Task to carry out:
What follows is a set of records; copy all of it exactly.

═════ Data extract

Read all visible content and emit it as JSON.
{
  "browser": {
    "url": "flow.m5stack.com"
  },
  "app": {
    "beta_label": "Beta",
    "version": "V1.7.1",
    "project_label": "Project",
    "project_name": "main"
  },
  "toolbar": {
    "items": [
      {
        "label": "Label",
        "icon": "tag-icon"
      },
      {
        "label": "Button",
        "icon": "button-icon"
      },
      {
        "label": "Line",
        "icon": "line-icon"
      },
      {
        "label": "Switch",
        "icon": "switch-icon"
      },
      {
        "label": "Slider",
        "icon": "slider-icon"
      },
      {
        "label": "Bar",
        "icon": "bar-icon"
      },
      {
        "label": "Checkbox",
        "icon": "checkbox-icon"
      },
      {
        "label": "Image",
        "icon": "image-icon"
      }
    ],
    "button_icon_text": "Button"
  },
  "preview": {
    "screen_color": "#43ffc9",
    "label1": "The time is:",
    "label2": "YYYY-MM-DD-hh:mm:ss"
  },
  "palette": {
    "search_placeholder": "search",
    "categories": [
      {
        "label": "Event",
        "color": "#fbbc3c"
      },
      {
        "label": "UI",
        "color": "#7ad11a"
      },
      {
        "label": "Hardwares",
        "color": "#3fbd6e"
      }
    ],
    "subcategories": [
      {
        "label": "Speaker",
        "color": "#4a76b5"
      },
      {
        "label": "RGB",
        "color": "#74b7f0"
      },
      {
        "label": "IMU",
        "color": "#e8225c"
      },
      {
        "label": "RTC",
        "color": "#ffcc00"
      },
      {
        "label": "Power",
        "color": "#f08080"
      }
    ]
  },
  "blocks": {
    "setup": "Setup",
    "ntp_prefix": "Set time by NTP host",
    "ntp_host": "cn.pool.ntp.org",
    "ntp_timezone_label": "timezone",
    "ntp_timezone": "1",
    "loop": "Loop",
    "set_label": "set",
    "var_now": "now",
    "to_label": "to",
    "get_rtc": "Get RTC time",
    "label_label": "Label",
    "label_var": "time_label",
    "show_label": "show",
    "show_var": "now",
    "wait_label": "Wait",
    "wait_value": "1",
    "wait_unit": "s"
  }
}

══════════

Task result:
Read all visible content and emit it as JSON.
{
  "browser": {
    "url": "flow.m5stack.com"
  },
  "app": {
    "beta_label": "Beta",
    "version": "V1.7.1",
    "project_label": "Project",
    "project_name": "main"
  },
  "toolbar": {
    "items": [
      {
        "label": "Label",
        "icon": "tag-icon"
      },
      {
        "label": "Button",
        "icon": "button-icon"
      },
      {
        "label": "Line",
        "icon": "line-icon"
      },
      {
        "label": "Switch",
        "icon": "switch-icon"
      },
      {
        "label": "Slider",
        "icon": "slider-icon"
      },
      {
        "label": "Bar",
        "icon": "bar-icon"
      },
      {
        "label": "Checkbox",
        "icon": "checkbox-icon"
      },
      {
        "label": "Image",
        "icon": "image-icon"
      }
    ],
    "button_icon_text": "Button"
  },
  "preview": {
    "screen_color": "#43ffc9",
    "label1": "The time is:",
    "label2": "YYYY-MM-DD-hh:mm:ss"
  },
  "palette": {
    "search_placeholder": "search",
    "categories": [
      {
        "label": "Event",
        "color": "#fbbc3c"
      },
      {
        "label": "UI",
        "color": "#7ad11a"
      },
      {
        "label": "Hardwares",
        "color": "#3fbd6e"
      }
    ],
    "subcategories": [
      {
        "label": "Speaker",
        "color": "#4a76b5"
      },
      {
        "label": "RGB",
        "color": "#74b7f0"
      },
      {
        "label": "IMU",
        "color": "#e8225c"
      },
      {
        "label": "RTC",
        "color": "#ffcc00"
      },
      {
        "label": "Power",
        "color": "#f08080"
      }
    ]
  },
  "blocks": {
    "setup": "Setup",
    "ntp_prefix": "Set time by NTP host",
    "ntp_host": "cn.pool.ntp.org",
    "ntp_timezone_label": "timezone",
    "ntp_timezone": "1",
    "loop": "Loop",
    "set_label": "set",
    "var_now": "now",
    "to_label": "to",
    "get_rtc": "Get RTC time",
    "label_label": "Label",
    "label_var": "time_label",
    "show_label": "show",
    "show_var": "now",
    "wait_label": "Wait",
    "wait_value": "1",
    "wait_unit": "s"
  }
}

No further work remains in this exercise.